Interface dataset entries
Content starts

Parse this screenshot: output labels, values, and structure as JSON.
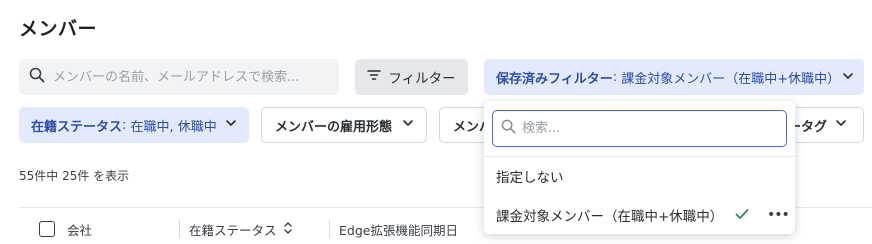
{
  "page": {
    "title": "メンバー"
  },
  "search": {
    "placeholder": "メンバーの名前、メールアドレスで検索..."
  },
  "filter_button": {
    "label": "フィルター"
  },
  "saved_filter": {
    "label": "保存済みフィルター",
    "separator": ": ",
    "value": "課金対象メンバー（在職中+休職中）"
  },
  "chips": {
    "status": {
      "label": "在籍ステータス",
      "separator": ": ",
      "value": "在職中, 休職中"
    },
    "employment": {
      "label": "メンバーの雇用形態"
    },
    "member_partial": {
      "label": "メンバ"
    },
    "tag_partial": {
      "label": "ータグ"
    }
  },
  "result_count": "55件中 25件 を表示",
  "table": {
    "columns": [
      "会社",
      "在籍ステータス",
      "Edge拡張機能同期日"
    ]
  },
  "dropdown": {
    "search_placeholder": "検索...",
    "items": [
      {
        "label": "指定しない",
        "selected": false
      },
      {
        "label": "課金対象メンバー（在職中+休職中）",
        "selected": true
      }
    ]
  },
  "colors": {
    "accent_blue": "#2b4ea8",
    "accent_bg": "#e3eafb",
    "check_green": "#2e8b57"
  }
}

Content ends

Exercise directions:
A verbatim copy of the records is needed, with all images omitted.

Result for this exercise:
Parse this screenshot: output labels, values, and structure as JSON.
{
  "page": {
    "title": "メンバー"
  },
  "search": {
    "placeholder": "メンバーの名前、メールアドレスで検索..."
  },
  "filter_button": {
    "label": "フィルター"
  },
  "saved_filter": {
    "label": "保存済みフィルター",
    "separator": ": ",
    "value": "課金対象メンバー（在職中+休職中）"
  },
  "chips": {
    "status": {
      "label": "在籍ステータス",
      "separator": ": ",
      "value": "在職中, 休職中"
    },
    "employment": {
      "label": "メンバーの雇用形態"
    },
    "member_partial": {
      "label": "メンバ"
    },
    "tag_partial": {
      "label": "ータグ"
    }
  },
  "result_count": "55件中 25件 を表示",
  "table": {
    "columns": [
      "会社",
      "在籍ステータス",
      "Edge拡張機能同期日"
    ]
  },
  "dropdown": {
    "search_placeholder": "検索...",
    "items": [
      {
        "label": "指定しない",
        "selected": false
      },
      {
        "label": "課金対象メンバー（在職中+休職中）",
        "selected": true
      }
    ]
  },
  "colors": {
    "accent_blue": "#2b4ea8",
    "accent_bg": "#e3eafb",
    "check_green": "#2e8b57"
  }
}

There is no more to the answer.